• _Data records for software interfaces_
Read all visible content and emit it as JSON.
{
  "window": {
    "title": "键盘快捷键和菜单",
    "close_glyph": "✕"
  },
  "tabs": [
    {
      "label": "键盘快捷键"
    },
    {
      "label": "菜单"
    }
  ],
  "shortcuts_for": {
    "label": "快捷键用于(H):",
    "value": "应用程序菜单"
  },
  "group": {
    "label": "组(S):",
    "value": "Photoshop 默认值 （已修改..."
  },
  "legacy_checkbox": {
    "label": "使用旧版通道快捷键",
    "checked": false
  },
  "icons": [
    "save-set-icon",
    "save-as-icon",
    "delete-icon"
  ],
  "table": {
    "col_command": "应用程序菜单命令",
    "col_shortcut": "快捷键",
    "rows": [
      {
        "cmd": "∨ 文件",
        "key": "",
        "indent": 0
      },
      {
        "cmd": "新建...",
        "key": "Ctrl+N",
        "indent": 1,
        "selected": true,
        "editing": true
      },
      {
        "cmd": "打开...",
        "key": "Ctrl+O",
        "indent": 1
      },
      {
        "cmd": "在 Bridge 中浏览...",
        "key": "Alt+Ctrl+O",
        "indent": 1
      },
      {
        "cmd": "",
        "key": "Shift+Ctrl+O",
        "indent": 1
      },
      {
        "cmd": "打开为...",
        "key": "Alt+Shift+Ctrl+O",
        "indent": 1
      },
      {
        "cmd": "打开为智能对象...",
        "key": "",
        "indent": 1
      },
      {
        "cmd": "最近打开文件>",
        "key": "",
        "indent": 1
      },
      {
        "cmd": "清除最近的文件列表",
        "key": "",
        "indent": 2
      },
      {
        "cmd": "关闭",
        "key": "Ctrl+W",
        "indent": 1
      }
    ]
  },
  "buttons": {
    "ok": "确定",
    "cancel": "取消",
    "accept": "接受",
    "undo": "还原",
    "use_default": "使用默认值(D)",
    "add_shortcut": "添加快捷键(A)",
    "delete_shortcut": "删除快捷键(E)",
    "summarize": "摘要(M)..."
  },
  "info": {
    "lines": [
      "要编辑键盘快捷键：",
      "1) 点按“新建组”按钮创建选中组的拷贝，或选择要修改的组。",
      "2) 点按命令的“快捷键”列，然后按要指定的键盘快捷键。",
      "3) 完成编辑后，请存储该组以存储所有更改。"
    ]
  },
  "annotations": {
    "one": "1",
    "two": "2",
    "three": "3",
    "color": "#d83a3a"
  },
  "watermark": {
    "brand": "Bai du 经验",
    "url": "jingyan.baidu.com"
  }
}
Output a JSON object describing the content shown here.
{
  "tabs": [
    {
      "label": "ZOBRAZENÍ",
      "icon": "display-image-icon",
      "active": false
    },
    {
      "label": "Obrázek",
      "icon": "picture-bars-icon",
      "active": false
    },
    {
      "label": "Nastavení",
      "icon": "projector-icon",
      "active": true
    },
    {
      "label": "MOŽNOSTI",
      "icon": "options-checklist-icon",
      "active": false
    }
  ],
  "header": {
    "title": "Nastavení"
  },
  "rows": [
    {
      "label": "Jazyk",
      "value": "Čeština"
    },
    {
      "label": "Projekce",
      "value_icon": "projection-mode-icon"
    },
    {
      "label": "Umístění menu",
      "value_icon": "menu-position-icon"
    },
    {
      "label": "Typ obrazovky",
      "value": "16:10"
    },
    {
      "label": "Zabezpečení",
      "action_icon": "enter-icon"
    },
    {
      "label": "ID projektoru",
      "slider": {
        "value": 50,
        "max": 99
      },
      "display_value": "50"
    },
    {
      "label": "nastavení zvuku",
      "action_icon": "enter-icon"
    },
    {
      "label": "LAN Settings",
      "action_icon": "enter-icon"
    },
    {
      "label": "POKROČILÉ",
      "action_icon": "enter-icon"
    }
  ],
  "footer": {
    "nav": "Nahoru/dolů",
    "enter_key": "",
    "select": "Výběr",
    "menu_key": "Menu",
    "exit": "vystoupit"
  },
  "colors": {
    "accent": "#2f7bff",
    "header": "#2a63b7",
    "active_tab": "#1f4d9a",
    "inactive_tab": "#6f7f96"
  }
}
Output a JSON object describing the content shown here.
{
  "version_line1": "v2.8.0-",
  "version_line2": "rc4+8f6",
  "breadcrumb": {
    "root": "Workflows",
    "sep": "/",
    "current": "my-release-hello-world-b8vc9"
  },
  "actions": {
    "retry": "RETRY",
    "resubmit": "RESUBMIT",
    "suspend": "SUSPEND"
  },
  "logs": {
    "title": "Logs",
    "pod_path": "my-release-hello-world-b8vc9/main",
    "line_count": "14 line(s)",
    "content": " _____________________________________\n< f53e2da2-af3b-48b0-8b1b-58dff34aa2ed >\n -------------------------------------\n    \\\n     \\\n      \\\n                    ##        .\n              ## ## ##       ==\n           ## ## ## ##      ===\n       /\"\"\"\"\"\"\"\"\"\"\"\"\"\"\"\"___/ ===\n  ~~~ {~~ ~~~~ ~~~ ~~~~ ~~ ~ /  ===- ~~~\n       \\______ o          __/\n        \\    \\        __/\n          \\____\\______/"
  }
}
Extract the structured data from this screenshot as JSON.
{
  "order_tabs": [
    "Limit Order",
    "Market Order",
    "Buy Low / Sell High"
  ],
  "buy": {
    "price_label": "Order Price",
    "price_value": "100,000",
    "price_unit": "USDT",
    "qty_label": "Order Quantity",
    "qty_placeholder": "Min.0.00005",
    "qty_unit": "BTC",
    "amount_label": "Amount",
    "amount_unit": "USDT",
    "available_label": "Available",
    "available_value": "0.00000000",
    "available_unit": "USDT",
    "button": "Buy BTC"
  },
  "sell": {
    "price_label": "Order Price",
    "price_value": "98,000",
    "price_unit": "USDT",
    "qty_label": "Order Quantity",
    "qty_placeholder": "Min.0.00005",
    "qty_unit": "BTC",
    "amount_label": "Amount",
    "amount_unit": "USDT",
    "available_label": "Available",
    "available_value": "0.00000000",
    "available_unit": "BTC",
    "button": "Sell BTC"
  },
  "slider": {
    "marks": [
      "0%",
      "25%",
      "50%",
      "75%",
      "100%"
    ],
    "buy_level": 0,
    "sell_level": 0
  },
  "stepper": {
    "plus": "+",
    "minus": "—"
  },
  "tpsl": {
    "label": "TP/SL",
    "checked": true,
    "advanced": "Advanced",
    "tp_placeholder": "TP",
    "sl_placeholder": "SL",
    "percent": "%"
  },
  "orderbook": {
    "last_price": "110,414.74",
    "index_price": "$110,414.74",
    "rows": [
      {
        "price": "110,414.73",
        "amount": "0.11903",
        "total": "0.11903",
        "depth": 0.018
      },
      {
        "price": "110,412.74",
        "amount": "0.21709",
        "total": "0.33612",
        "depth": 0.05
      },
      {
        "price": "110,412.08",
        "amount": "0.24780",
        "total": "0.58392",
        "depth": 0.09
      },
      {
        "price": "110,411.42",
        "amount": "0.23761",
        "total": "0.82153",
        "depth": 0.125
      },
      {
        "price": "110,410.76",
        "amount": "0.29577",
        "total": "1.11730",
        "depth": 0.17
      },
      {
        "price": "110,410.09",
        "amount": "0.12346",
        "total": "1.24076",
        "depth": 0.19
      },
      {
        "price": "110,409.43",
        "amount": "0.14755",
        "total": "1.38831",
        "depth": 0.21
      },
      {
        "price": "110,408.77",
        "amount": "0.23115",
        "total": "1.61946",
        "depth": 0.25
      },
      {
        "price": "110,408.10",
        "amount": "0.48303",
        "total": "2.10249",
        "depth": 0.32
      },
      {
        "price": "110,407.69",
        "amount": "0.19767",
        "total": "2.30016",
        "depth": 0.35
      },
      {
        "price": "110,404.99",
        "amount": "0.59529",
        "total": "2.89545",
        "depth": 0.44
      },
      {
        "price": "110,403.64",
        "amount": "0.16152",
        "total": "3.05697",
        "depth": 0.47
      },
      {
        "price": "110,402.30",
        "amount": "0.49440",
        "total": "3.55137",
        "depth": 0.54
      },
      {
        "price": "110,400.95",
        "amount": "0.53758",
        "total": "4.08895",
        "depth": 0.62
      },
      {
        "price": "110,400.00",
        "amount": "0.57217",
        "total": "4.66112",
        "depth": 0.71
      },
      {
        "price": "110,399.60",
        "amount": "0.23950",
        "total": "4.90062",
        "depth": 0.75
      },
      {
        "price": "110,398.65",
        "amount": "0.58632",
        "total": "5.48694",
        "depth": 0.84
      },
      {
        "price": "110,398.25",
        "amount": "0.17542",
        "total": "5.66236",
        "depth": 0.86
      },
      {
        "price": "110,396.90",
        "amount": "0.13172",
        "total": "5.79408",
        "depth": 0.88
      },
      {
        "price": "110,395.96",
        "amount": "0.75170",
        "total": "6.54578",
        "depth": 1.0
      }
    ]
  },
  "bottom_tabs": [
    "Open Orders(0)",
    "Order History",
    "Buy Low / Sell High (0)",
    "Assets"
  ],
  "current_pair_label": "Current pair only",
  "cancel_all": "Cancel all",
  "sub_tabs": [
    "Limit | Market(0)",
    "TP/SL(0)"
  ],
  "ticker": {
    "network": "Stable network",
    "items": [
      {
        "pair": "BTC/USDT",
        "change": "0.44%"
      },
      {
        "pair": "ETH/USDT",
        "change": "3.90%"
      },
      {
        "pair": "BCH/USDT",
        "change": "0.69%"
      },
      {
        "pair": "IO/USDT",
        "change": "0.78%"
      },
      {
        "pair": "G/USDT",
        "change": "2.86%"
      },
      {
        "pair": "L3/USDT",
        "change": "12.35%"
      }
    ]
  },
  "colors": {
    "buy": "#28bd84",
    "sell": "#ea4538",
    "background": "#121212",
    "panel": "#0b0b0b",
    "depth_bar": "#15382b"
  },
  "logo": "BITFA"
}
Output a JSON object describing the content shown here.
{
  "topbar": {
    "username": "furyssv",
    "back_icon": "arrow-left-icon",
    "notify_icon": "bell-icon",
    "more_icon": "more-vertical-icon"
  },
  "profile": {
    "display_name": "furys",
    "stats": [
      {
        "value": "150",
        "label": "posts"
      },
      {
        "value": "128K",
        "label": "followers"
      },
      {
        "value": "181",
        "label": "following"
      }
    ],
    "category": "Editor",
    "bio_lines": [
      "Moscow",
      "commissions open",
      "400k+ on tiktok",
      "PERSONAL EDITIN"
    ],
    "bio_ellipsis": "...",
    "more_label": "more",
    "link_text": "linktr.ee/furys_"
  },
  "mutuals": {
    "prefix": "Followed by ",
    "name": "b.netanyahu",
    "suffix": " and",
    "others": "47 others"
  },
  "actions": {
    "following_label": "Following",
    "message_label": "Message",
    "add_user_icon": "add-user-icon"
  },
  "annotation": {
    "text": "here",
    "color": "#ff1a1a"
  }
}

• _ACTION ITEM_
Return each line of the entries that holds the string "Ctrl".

• _ANSWER BELOW_
        "key": "Ctrl+N",
        "key": "Ctrl+O",
        "key": "Alt+Ctrl+O",
        "key": "Shift+Ctrl+O",
        "key": "Alt+Shift+Ctrl+O",
        "key": "Ctrl+W",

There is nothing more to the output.